The methodology for transforming an establishment or local unit of the French Red Cross into a Third Place of solidarity is based on a participatory and inclusive approach that consists of seven steps :  

  1. Instigate a cultural change to co-opt employees and volunteers into the vision of Third Places. To do this, project leaders can be inspired  by similar projects run by other French Red Cross local chapters or other external organisations.
  2. Create a community, bringing together community, public and private partners, local residents and people supported by the French Red Cross. The cohesion of this community prefigures the future use of the Third Place and its shared ownership between all stakeholders. 
  3. Establish collectively a problem analysis of the local area and co-construct solutions to identified needs.
  4. Build a sustainable, hybrid financial model in order to cover the overhead costs. Persuade institutional partners to support the project and apply for co-financing. The Third Place finds an financial balance between operating income, equity capital and external subsidies.
  5. Establish open governance. The success of a Third Place depends on its shared ownership by a wide variety of publics: the decision-making mechanism must find a balance between efficiency and inclusion.
  6. Start activities as soon as the community is ready (before the Third Place space itself is fully defined).
  7. Ensure the programme of activities of the Third Place takes into account the space that will be used (opportunities and constraints). Depending on the real estate owned by the organisation carrying out the transformation, several possibilities may be considered: extension of existing premises, renting, occupation or purchase of municipal land, construction financed by a partner.

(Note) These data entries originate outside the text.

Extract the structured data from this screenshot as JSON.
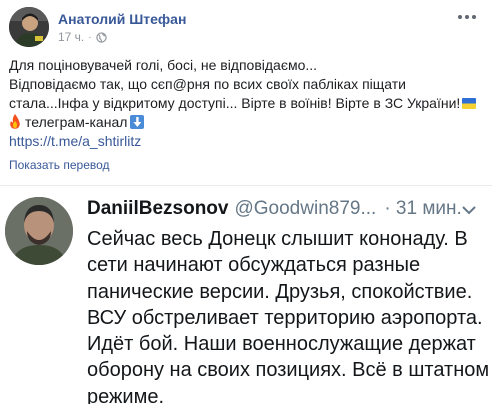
{
  "post": {
    "author": "Анатолий Штефан",
    "time": "17 ч.",
    "privacy_icon": "globe-icon",
    "lines": [
      "Для поціновувачей голі, босі, не відповідаємо...",
      "Відповідаємо так, що сєп@рня по всих своїх пабліках піщати",
      "стала...Інфа у відкритому доступі... Вірте в воїнів! Вірте в ЗС України!"
    ],
    "telegram_label": "телеграм-канал",
    "link": "https://t.me/a_shtirlitz",
    "translate": "Показать перевод"
  },
  "tweet": {
    "name": "DaniilBezsonov",
    "handle": "@Goodwin879...",
    "time": "· 31 мин.",
    "lines": [
      "Сейчас весь Донецк слышит кононаду. В",
      "сети начинают обсуждаться разные",
      "панические версии. Друзья, спокойствие.",
      "ВСУ обстреливает территорию аэропорта.",
      "Идёт бой. Наши военнослужащие держат",
      "оборону на своих позициях. Всё в штатном",
      "режиме."
    ]
  },
  "colors": {
    "fb_link": "#385898",
    "meta_gray": "#90949c",
    "tweet_gray": "#657786",
    "text": "#1c1e21"
  }
}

Deployment & Impact

The French Red Cross has therefore launched a national experiment led by the Direction of Innovation and Transformation. Between October 2017 and December 2019, six pilot sites located in rural and semi-urban areas were supported, including three voluntary organisations and two medico-social establishments. Here is the list of the six sites:

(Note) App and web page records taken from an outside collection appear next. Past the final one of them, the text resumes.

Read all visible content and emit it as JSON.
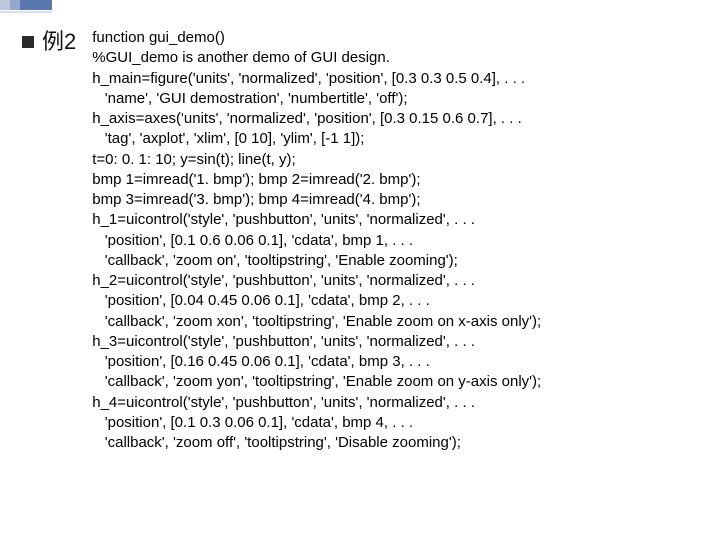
{
  "heading": "例2",
  "code_lines": [
    "function gui_demo()",
    "%GUI_demo is another demo of GUI design.",
    "h_main=figure('units', 'normalized', 'position', [0.3 0.3 0.5 0.4], . . .",
    "   'name', 'GUI demostration', 'numbertitle', 'off');",
    "h_axis=axes('units', 'normalized', 'position', [0.3 0.15 0.6 0.7], . . .",
    "   'tag', 'axplot', 'xlim', [0 10], 'ylim', [-1 1]);",
    "t=0: 0. 1: 10; y=sin(t); line(t, y);",
    "bmp 1=imread('1. bmp'); bmp 2=imread('2. bmp');",
    "bmp 3=imread('3. bmp'); bmp 4=imread('4. bmp');",
    "h_1=uicontrol('style', 'pushbutton', 'units', 'normalized', . . .",
    "   'position', [0.1 0.6 0.06 0.1], 'cdata', bmp 1, . . .",
    "   'callback', 'zoom on', 'tooltipstring', 'Enable zooming');",
    "h_2=uicontrol('style', 'pushbutton', 'units', 'normalized', . . .",
    "   'position', [0.04 0.45 0.06 0.1], 'cdata', bmp 2, . . .",
    "   'callback', 'zoom xon', 'tooltipstring', 'Enable zoom on x-axis only');",
    "h_3=uicontrol('style', 'pushbutton', 'units', 'normalized', . . .",
    "   'position', [0.16 0.45 0.06 0.1], 'cdata', bmp 3, . . .",
    "   'callback', 'zoom yon', 'tooltipstring', 'Enable zoom on y-axis only');",
    "h_4=uicontrol('style', 'pushbutton', 'units', 'normalized', . . .",
    "   'position', [0.1 0.3 0.06 0.1], 'cdata', bmp 4, . . .",
    "   'callback', 'zoom off', 'tooltipstring', 'Disable zooming');"
  ]
}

  •  “La Boussole”, Montbrison (Loire, 42)
  •  “Chez Nous”, Saint-Jans-Cappel (Nord, 59)
  •  “L’Entrepause”, Verdun-sur-Garonne (Tarn-et-Garonne, 82)
  •  Local chapter of Chateauponsac (Nouvelle-Aquitaine, 87)
  •  “La Plateforme”, Monistrol-sur-Loire (Haute-Loire, 43)
  •  “La Marmite”, Puy-en-Velay (Haute-Loire, 43)

In this experiment, the Association was supported by operational partners such as the Coopérative Tiers-Lieux. In addition, more than 20 local partners (community organisations, local authorities, companies, media) were involved, either by co-leading a project or by providing it with human and/or material resources. 

The Third Place experiment (2017-2019), which had its share of failures and successes, was rich in lessons for the pursuit of the local innovation strategy and the consolidation of a Third Place methodology. The Third Place has proved to be a useful tool for fighting social divides and meeting the needs of local areas. If it enables rural areas to be revitalised through cultural and economic activity, it is also effective in developing the skills of its users. 

Nevertheless, the French Red Cross has realised that the temporality and consequent cost of real estate projects are a major obstacle to the development of Third Places. This is why the Association is now placing greater emphasis on the collective citizen and partnership approach and on the flexibility of its activities so as not to depend on real estate constraints and to produce a rapid and significant social impact.

Finally, as each project requires a great deal of time and resources, it would not be realistic or applicable to transform all French Red Cross structures into solidarity-based Third Places. However, changes in professional practices and modes of intervention can be spread throughout the Association’s network. It is essential today to share knowledge about past experience in order to inspire and train other employees and volunteers.  

The French Red Cross has capitalised on this experience by creating a methodological guide and training 26 “Third Place ambassadors”, i.e. volunteers and employees of the French Red Cross in charge of the local area transformation.